The Morrison Government was meant to unveil Australia's long-awaited surplus this year. Instead Australia has recorded the biggest deficit in decades.
Australian workers face decades of debt with the nation hit with an $850 billion debt bomb in borrowings to fight the Covid-19 crisis.
It's a debt and deficit challenge that the Morrison Government has warned voters will take more than a decade to repay, but is necessary to protect jobs and the economy.
Treasurer Josh Frydenberg has revealed the stunning cost of the Covid-19 crisis today in an economic update that shows Australia's budget deficit will hit the $184 billion mark this financial year, in the biggest blowout since World War II.
Just months ago, he had hoped to hand down the first budget surplus in Australia in years.
As pandemic lockdowns deliver a once-in-a-century hit to tax revenues, he has also confirmed the 2019-20 budget deficit – the difference between the government's revenue and outlays in that year is $85.8 billion.
Those figures reflect the $289 billion that the Morrison government has dropped on stimulus measures including direct payments to people on welfare, increases to JobSeeker and the JobKeeper wage subsidy.
But it's the debt levels that have blown out as the Australian Prime Minister and Treasurer were forced to borrow more money to pay for those measures and were hit by lower tax revenues.
Australian Treasurer Josh Frydenberg said that Australia continues to have a low debt to GDP ratio compared with other countries.
Deloitte Access Economics' Chris Richardson has previously predicted the 2020-21 budget deficit could blowout to $200 billion.
As Australia recorded its highest ever daily tally of Covid-19 cases yesterday, the Morrison government revealed tax revenues have taken a $95.6 billion hit as a result of Covid-19.
Frydenberg pointed to big-spending measures to save jobs including JobKeeper, which have saved 700,000 jobs and lowered the peak of unemployment by up to 5 percentage points.

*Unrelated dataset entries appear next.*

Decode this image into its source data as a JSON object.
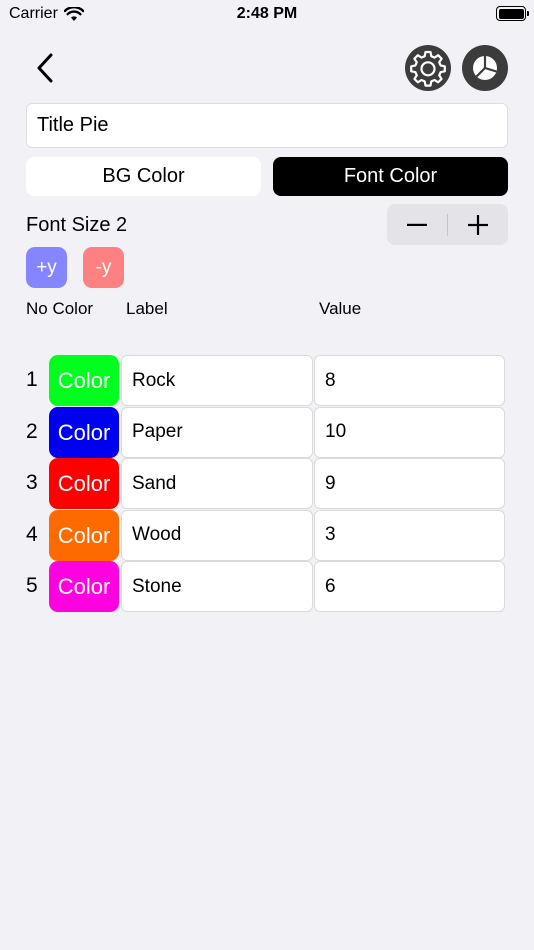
{
  "status_bar": {
    "carrier": "Carrier",
    "time": "2:48 PM"
  },
  "title_field": {
    "value": "Title Pie"
  },
  "color_toggle": {
    "bg_label": "BG Color",
    "font_label": "Font Color",
    "selected": "Font Color"
  },
  "font_size": {
    "label": "Font Size 2"
  },
  "y_buttons": {
    "plus": "+y",
    "minus": "-y"
  },
  "columns": {
    "no_color": "No Color",
    "label": "Label",
    "value": "Value"
  },
  "rows": [
    {
      "index": "1",
      "color_label": "Color",
      "color": "#00ff1e",
      "label": "Rock",
      "value": "8"
    },
    {
      "index": "2",
      "color_label": "Color",
      "color": "#0000f0",
      "label": "Paper",
      "value": "10"
    },
    {
      "index": "3",
      "color_label": "Color",
      "color": "#ff0000",
      "label": "Sand",
      "value": "9"
    },
    {
      "index": "4",
      "color_label": "Color",
      "color": "#ff6a00",
      "label": "Wood",
      "value": "3"
    },
    {
      "index": "5",
      "color_label": "Color",
      "color": "#ff00e0",
      "label": "Stone",
      "value": "6"
    }
  ],
  "colors": {
    "background": "#f2f1f6",
    "selected_toggle": "#000000",
    "plus_y": "#8585ff",
    "minus_y": "#ff8080",
    "round_button": "#3c3c3c"
  },
  "icons": {
    "back": "chevron-left-icon",
    "settings": "gear-icon",
    "chart": "pie-chart-icon",
    "wifi": "wifi-icon",
    "battery": "battery-icon",
    "minus": "minus-icon",
    "plus": "plus-icon"
  }
}
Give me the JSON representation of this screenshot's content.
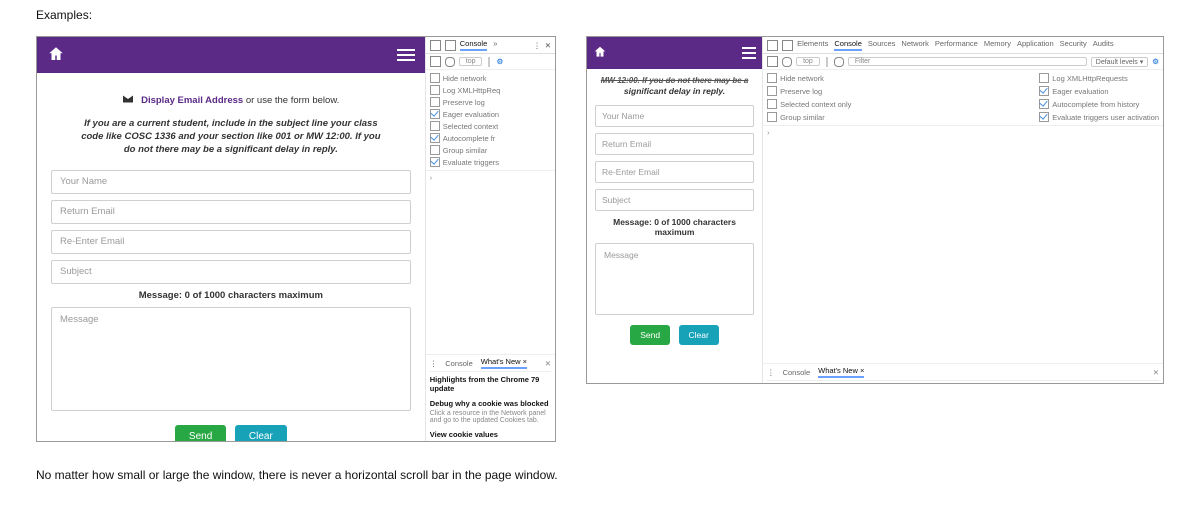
{
  "heading": "Examples:",
  "footnote": "No matter how small or large the window, there is never a horizontal scroll bar in the page window.",
  "ex1": {
    "form": {
      "cta_link": "Display Email Address",
      "cta_rest": " or use the form below.",
      "instructions": "If you are a current student, include in the subject line your class code like COSC 1336 and your section like 001 or MW 12:00. If you do not there may be a significant delay in reply.",
      "fields": [
        "Your Name",
        "Return Email",
        "Re-Enter Email",
        "Subject"
      ],
      "message_counter": "Message: 0 of 1000 characters maximum",
      "message_placeholder": "Message",
      "buttons": {
        "send": "Send",
        "clear": "Clear"
      }
    },
    "dev": {
      "tabs": [
        "Console",
        "»"
      ],
      "context": "top",
      "opts": [
        {
          "label": "Hide network",
          "checked": false
        },
        {
          "label": "Log XMLHttpReq",
          "checked": false
        },
        {
          "label": "Preserve log",
          "checked": false
        },
        {
          "label": "Eager evaluation",
          "checked": true
        },
        {
          "label": "Selected context",
          "checked": false
        },
        {
          "label": "Autocomplete fr",
          "checked": true
        },
        {
          "label": "Group similar",
          "checked": false
        },
        {
          "label": "Evaluate triggers",
          "checked": true
        }
      ],
      "drawer": {
        "tabs": [
          "Console",
          "What's New ×"
        ],
        "headline": "Highlights from the Chrome 79 update",
        "items": [
          {
            "title": "Debug why a cookie was blocked",
            "sub": "Click a resource in the Network panel and go to the updated Cookies tab."
          },
          {
            "title": "View cookie values",
            "sub": ""
          }
        ]
      }
    }
  },
  "ex2": {
    "form": {
      "instr_cut": "MW 12:00. If you do not there may be a",
      "instr_rest": "significant delay in reply.",
      "fields": [
        "Your Name",
        "Return Email",
        "Re-Enter Email",
        "Subject"
      ],
      "message_counter": "Message: 0 of 1000 characters maximum",
      "message_placeholder": "Message",
      "buttons": {
        "send": "Send",
        "clear": "Clear"
      }
    },
    "dev": {
      "tabs": [
        "Elements",
        "Console",
        "Sources",
        "Network",
        "Performance",
        "Memory",
        "Application",
        "Security",
        "Audits"
      ],
      "context": "top",
      "filter_placeholder": "Filter",
      "levels": "Default levels ▾",
      "left_opts": [
        "Hide network",
        "Preserve log",
        "Selected context only",
        "Group similar"
      ],
      "right_opts": [
        "Log XMLHttpRequests",
        "Eager evaluation",
        "Autocomplete from history",
        "Evaluate triggers user activation"
      ],
      "drawer": {
        "tabs": [
          "Console",
          "What's New ×"
        ]
      }
    }
  }
}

After the Covid-19 crisis first hit earlier this year the Morrison government delayed the May budget to battle the virus and prepare the stimulus packages to support the economy.
Ahead of the announcement Frydenberg said Australians should prepare themselves for a shock as the true impact of the coronavirus pandemic is revealed.
"You will see eye watering numbers around debt and deficit," he said.
"Numbers that Australians have never, ever seen before.
"That's the harsh reality of this pandemic. The coronavirus has required the government to spend unprecedented amounts of money to support people in need."
The Morrison government announced this week it would extend the JobKeeper programme until March 2021 at a cost of $16 billion.
"Every dollar we spend is a borrowed dollar, and that's why it will take some time to pay back the debt," Frydenberg said.
The budget will now be handed down on October 6, but today's figures outlined the challenge in a budget update.
The Morrison government was expected to warn of significant uncertainty around the global and domestic economic outlook and that controlling the spread of the virus remained a significant challenge.
Even where infection rates appear to have been controlled, the Treasurer will warn that further outbreaks, such as those experienced in Victoria, could set back recovery at any time.
The figures will confirm record falls in key indicators of business investment, household consumption, the labour market and trade activity over the months since March.
As a result of the extraordinary uncertainty, the July Economic and Fiscal Update will contain economic and fiscal estimates for 2019-20 and 2020-21 only instead of the usual four-year forward estimates.
The new figures will reveal that the reintroduction of restrictions in Victoria in response to the latest virus outbreak will reduce national real GDP growth by around $3.3 billion.
"The Covid-19 pandemic is a once-in-a-century shock that is placing immense pressure on health systems and economies all around the world,'' Frydenberg said.
"Australia has outperformed nearly every other country in both health and economic outcomes through this crisis. The progress the health front will shape the speed and trajectory for the recovery in Australia."
"Our announced measures, together with large declines in taxation receipts, has seen a hit to the bottom line, but this has been necessary in order to cushions the blow for millions of Australians, and to keep businesses in business and keep Australians in jobs."